labels at stable storage and restore them back after reboot before the first
application allocates new flow.
This structure is followed by optional extension headers associated
with this flow label in format of \verb|IPV6_PKTOPTIONS|. Only
\verb|IPV6_HOPOPTS|, \verb|IPV6_RTHDR| and, if \verb|IPV6_RTHDR| presents,
\verb|IPV6_DSTOPTS| are allowed.
The function \verb|get_flow_label| allocates
private flow label.
int get_flow_label(int fd, struct sockaddr_in6 *dst, __u32 fl)
int on = 1;
struct in6_flowlabel_req freq;
memset(&freq, 0, sizeof(freq));
freq.flr_label = htonl(fl);
freq.flr_action = IPV6_FL_A_GET;
freq.flr_flags = IPV6_FL_F_CREATE | IPV6_FL_F_EXCL;
freq.flr_share = IPV6_FL_S_EXCL;
memcpy(&freq.flr_dst, &dst->sin6_addr, 16);
if (setsockopt(fd, SOL_IPV6, IPV6_FLOWLABEL_MGR,
&freq, sizeof(freq)) == -1) {
perror ("can't lease flowlabel");
return -1;
dst->sin6_flowinfo |= freq.flr_label;
if (setsockopt(fd, SOL_IPV6, IPV6_FLOWINFO_SEND,
&on, sizeof(on)) == -1) {
perror ("can't send flowinfo");
freq.flr_action = IPV6_FL_A_PUT;
setsockopt(fd, SOL_IPV6, IPV6_FLOWLABEL_MGR,
&freq, sizeof(freq));
return -1;
return 0;
A bit more complicated example using routing header can be found
in \verb|ping6| utility (\verb|iputils| package). Linux rsvpd backend
contains an example of using operation \verb|IPV6_FL_A_RENEW|.
\paragraph{Listing flow labels.}
\addcontentsline{toc}{subsection}{Listing flow labels}
List of currently allocated
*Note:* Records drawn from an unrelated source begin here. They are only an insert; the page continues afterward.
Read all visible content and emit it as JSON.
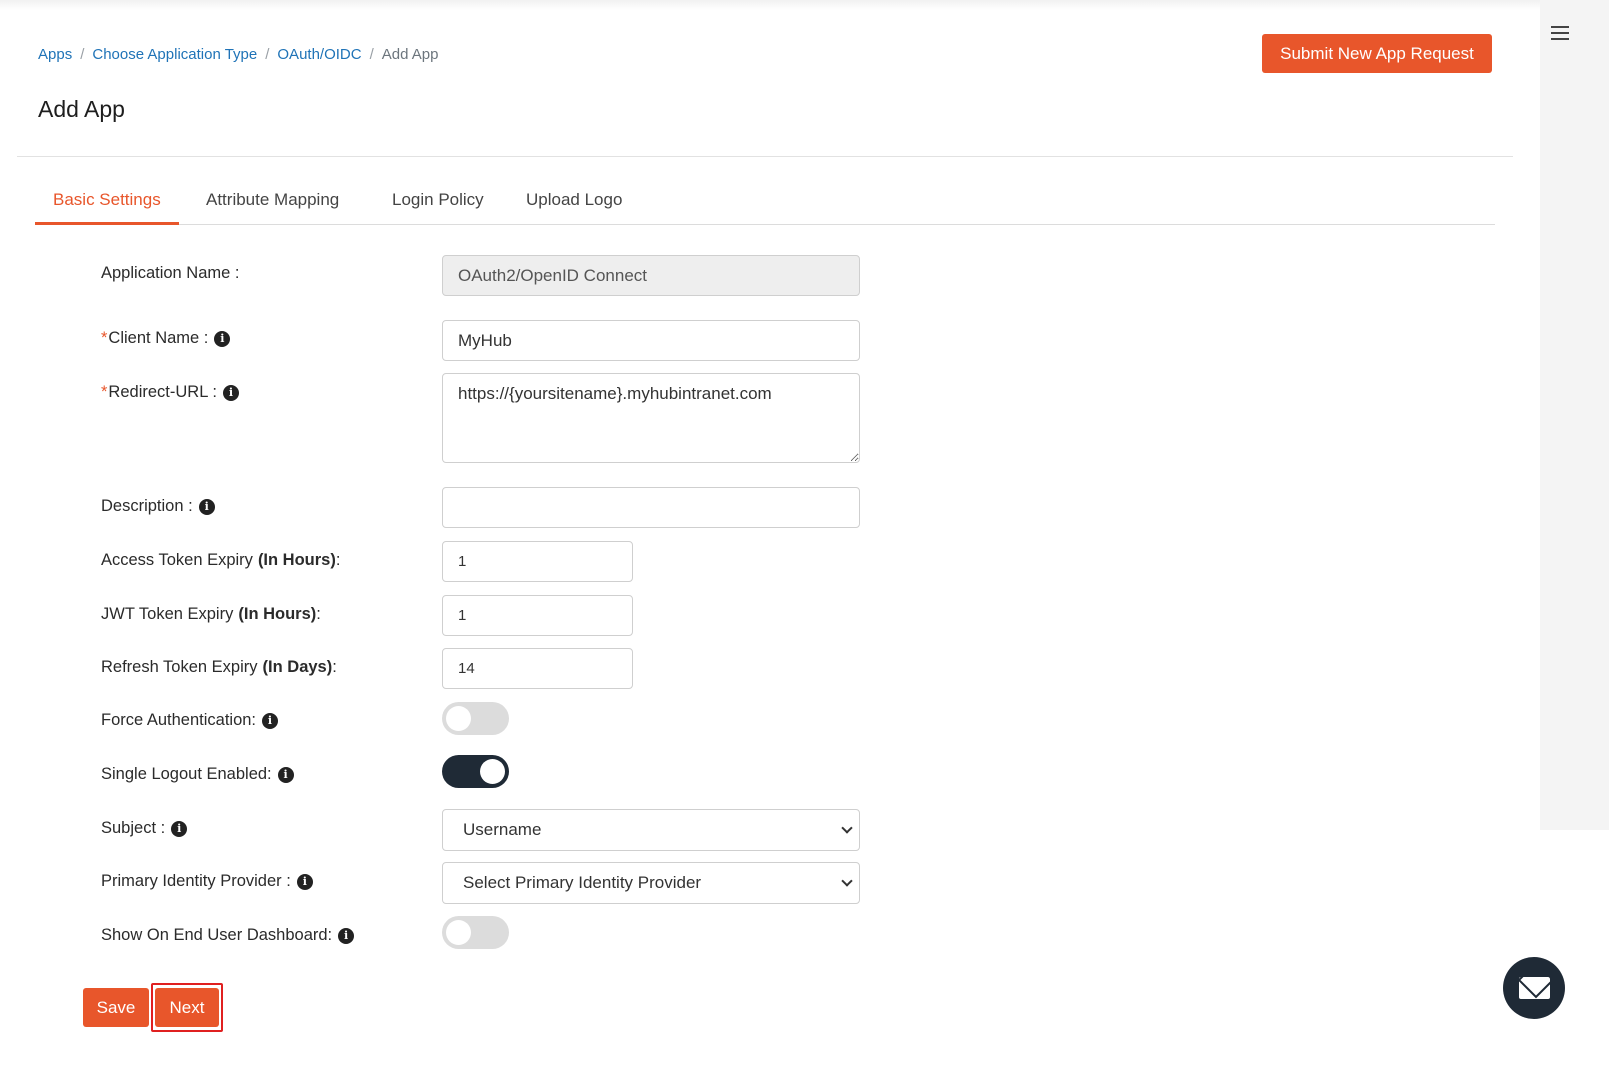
{
  "breadcrumb": {
    "items": [
      "Apps",
      "Choose Application Type",
      "OAuth/OIDC"
    ],
    "current": "Add App",
    "separator": "/"
  },
  "header": {
    "submit_label": "Submit New App Request",
    "title": "Add App"
  },
  "tabs": [
    "Basic Settings",
    "Attribute Mapping",
    "Login Policy",
    "Upload Logo"
  ],
  "form": {
    "application_name": {
      "label": "Application Name :",
      "value": "OAuth2/OpenID Connect"
    },
    "client_name": {
      "required": "*",
      "label": "Client Name :",
      "value": "MyHub"
    },
    "redirect_url": {
      "required": "*",
      "label": "Redirect-URL :",
      "value": "https://{yoursitename}.myhubintranet.com"
    },
    "description": {
      "label": "Description :",
      "value": ""
    },
    "access_token_expiry": {
      "label": "Access Token Expiry",
      "unit": "(In Hours)",
      "suffix": ":",
      "value": "1"
    },
    "jwt_token_expiry": {
      "label": "JWT Token Expiry",
      "unit": "(In Hours)",
      "suffix": ":",
      "value": "1"
    },
    "refresh_token_expiry": {
      "label": "Refresh Token Expiry",
      "unit": "(In Days)",
      "suffix": ":",
      "value": "14"
    },
    "force_authentication": {
      "label": "Force Authentication:",
      "enabled": false
    },
    "single_logout": {
      "label": "Single Logout Enabled:",
      "enabled": true
    },
    "subject": {
      "label": "Subject :",
      "selected": "Username"
    },
    "primary_idp": {
      "label": "Primary Identity Provider :",
      "selected": "Select Primary Identity Provider"
    },
    "show_on_dashboard": {
      "label": "Show On End User Dashboard:",
      "enabled": false
    }
  },
  "actions": {
    "save_label": "Save",
    "next_label": "Next"
  },
  "icons": {
    "info": "info-icon",
    "glyph": "i",
    "chat": "envelope-icon",
    "menu": "hamburger-icon"
  },
  "colors": {
    "accent": "#e8562b",
    "link": "#1f73b7",
    "toggle_on": "#1f2a36",
    "highlight": "#e02020"
  }
}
flow labels may be read from \verb|/proc/net/ip6_flowlabel|.
Label S Owner Users Linger Expires Dst Opt
A1BE5 1 0 0 6 3 3ffe2400000000010a0020fffe71fb30 0
\item \verb|Label| is hexadecimal flow label value.
\item \verb|S| is sharing style.
\item \verb|Owner| is ID of creator, it is zero, pid or uid, depending on
sharing style.
\item \verb|Users| is number of applications using the label now.
\item \verb|Linger| is \verb|linger| of this label in seconds.
\item \verb|Expires| is time until expiration of the label in seconds. It may
be negative, if the label is in use.
\item \verb|Dst| is IPv6 destination address.
\item \verb|Opt| is length of options, associated with the label. Option
data are not accessible.
\paragraph{Flow labels and RSVP.}
\addcontentsline{toc}{subsection}{Flow labels and RSVP}
RSVP daemon supports IPv6 flow labels
without any modifications to standard ISI RAPI. Sender must allocate
flow label, fill corresponding sender template and submit it to local rsvp
daemon. rsvpd will check the label and start to announce it in PATH
messages. Rsvpd on sender node will renew the flow label, so that it will not
be reused before path state expires and all the intermediate
routers and receiver purge flow state.
\verb|rtap| utility is modified to parse flow labels. F.e.\ if user allocated
flow label \verb|0xA1234|, he may write:
RTAP> sender 3ffe:2400::1/FL0xA1234 <Tspec>
Receiver makes reservation with command:
RTAP> reserve ff 3ffe:2400::1/FL0xA1234 <Flowspec>